» **WORK TO BE COMPLETED**:
Throughout the listing below, show every line in which "技能描述" occurs.
──────── DATA TO EXAMINE ────────
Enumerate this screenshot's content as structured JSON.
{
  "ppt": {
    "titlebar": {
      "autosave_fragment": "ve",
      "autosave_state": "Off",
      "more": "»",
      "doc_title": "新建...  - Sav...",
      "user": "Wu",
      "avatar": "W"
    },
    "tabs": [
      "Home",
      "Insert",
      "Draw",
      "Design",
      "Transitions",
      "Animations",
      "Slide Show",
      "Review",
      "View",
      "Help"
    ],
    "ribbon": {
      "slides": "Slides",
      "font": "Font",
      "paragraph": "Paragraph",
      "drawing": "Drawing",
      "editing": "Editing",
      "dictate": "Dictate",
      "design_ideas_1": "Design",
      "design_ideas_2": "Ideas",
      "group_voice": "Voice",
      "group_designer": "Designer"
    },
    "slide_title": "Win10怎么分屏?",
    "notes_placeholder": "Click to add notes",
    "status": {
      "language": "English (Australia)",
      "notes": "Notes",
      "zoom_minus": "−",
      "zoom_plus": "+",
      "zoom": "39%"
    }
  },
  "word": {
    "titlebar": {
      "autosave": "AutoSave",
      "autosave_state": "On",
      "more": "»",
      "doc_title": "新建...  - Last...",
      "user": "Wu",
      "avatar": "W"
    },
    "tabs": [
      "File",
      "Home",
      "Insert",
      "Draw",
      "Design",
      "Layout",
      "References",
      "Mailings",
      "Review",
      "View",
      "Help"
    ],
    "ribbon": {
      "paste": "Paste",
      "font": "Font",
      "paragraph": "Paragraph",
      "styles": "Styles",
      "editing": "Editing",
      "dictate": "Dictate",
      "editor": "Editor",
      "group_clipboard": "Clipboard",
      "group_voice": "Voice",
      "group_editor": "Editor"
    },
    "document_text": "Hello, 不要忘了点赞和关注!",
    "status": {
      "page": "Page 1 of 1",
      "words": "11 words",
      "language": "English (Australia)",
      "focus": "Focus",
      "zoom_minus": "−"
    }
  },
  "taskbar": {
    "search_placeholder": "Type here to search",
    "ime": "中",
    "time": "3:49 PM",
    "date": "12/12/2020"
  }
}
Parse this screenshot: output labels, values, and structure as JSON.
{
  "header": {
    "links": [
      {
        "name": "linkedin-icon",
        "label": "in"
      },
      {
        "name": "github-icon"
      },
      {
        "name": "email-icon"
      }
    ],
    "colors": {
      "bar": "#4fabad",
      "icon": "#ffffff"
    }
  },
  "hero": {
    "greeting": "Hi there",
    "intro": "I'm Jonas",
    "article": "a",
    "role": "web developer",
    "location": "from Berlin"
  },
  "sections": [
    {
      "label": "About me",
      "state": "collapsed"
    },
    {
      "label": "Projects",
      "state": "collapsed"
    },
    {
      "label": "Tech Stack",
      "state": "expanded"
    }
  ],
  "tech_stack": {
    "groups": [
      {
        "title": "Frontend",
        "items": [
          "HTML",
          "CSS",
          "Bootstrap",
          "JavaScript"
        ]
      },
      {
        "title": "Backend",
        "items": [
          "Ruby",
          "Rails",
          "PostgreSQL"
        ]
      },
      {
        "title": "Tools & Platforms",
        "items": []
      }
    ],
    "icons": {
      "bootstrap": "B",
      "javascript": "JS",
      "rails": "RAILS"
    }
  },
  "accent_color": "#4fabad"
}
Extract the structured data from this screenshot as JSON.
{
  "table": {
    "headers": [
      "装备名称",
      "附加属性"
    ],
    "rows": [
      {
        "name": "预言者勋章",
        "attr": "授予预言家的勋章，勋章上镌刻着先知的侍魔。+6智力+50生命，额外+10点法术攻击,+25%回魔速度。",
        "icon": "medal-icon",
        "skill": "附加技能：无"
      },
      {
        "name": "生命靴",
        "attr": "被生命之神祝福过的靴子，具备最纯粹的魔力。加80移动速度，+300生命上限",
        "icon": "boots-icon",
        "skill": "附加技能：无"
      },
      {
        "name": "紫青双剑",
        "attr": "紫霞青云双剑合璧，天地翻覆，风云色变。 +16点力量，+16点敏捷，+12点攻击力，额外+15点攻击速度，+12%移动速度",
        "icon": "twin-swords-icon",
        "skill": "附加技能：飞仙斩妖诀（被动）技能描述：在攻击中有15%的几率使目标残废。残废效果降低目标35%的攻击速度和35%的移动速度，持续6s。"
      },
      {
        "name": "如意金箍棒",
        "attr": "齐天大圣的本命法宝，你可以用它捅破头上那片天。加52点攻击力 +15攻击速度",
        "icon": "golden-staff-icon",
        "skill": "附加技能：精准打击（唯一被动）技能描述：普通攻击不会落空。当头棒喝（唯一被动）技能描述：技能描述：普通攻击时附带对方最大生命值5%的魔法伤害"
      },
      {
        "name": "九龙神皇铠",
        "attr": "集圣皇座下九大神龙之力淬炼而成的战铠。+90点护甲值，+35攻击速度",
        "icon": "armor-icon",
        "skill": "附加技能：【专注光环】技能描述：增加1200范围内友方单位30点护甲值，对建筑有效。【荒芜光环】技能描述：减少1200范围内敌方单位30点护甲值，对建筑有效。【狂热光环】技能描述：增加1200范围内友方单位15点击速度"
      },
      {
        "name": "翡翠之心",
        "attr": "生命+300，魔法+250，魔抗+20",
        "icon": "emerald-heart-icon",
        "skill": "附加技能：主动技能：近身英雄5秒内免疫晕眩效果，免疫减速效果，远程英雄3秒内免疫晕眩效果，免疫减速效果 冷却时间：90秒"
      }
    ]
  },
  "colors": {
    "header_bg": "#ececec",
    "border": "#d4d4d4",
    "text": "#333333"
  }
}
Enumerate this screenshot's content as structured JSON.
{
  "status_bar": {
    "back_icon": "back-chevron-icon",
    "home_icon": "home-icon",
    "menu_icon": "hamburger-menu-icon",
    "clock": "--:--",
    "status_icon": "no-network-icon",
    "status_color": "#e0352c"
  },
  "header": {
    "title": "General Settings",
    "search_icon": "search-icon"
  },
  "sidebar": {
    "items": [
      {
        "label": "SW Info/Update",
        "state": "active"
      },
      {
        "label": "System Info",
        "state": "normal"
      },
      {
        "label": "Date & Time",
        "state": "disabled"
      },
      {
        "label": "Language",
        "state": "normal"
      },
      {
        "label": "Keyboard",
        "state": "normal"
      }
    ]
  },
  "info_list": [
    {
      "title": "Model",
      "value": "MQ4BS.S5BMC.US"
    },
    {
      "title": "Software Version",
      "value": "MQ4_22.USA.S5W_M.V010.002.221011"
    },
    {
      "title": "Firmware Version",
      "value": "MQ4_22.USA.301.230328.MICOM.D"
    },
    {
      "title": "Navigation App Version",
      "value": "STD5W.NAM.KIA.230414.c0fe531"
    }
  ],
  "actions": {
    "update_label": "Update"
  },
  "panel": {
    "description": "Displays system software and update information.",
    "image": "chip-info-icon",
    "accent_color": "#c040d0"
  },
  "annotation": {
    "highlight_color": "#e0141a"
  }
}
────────
» **SOLUTION BELOW**:
        "skill": "附加技能：飞仙斩妖诀（被动）技能描述：在攻击中有15%的几率使目标残废。残废效果降低目标35%的攻击速度和35%的移动速度，持续6s。"
        "skill": "附加技能：精准打击（唯一被动）技能描述：普通攻击不会落空。当头棒喝（唯一被动）技能描述：技能描述：普通攻击时附带对方最大生命值5%的魔法伤害"
        "skill": "附加技能：【专注光环】技能描述：增加1200范围内友方单位30点护甲值，对建筑有效。【荒芜光环】技能描述：减少1200范围内敌方单位30点护甲值，对建筑有效。【狂热光环】技能描述：增加1200范围内友方单位15点击速度"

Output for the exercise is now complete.